Looking at the entries, how many lines hold the word "face"? State the number by itself.

___ Input for this task

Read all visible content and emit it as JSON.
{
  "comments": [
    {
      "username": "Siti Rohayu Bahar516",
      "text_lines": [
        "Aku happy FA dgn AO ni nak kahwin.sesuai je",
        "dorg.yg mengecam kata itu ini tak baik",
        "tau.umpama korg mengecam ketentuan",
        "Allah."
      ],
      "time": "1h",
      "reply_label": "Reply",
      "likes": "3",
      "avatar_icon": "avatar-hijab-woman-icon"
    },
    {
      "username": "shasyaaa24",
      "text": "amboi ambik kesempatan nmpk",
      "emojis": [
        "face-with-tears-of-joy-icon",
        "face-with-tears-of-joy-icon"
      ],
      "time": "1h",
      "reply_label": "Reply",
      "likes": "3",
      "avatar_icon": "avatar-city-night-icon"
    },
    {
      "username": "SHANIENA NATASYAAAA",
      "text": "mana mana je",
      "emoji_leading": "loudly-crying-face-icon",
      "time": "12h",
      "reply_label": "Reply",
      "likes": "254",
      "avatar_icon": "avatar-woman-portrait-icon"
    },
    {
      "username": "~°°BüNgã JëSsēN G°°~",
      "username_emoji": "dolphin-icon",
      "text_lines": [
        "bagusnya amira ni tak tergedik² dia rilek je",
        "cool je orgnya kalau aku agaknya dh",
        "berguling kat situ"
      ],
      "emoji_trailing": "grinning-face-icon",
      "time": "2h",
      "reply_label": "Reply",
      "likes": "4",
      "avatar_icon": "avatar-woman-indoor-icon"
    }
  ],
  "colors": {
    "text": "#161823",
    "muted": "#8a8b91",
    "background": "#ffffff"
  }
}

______

[Expected output] 4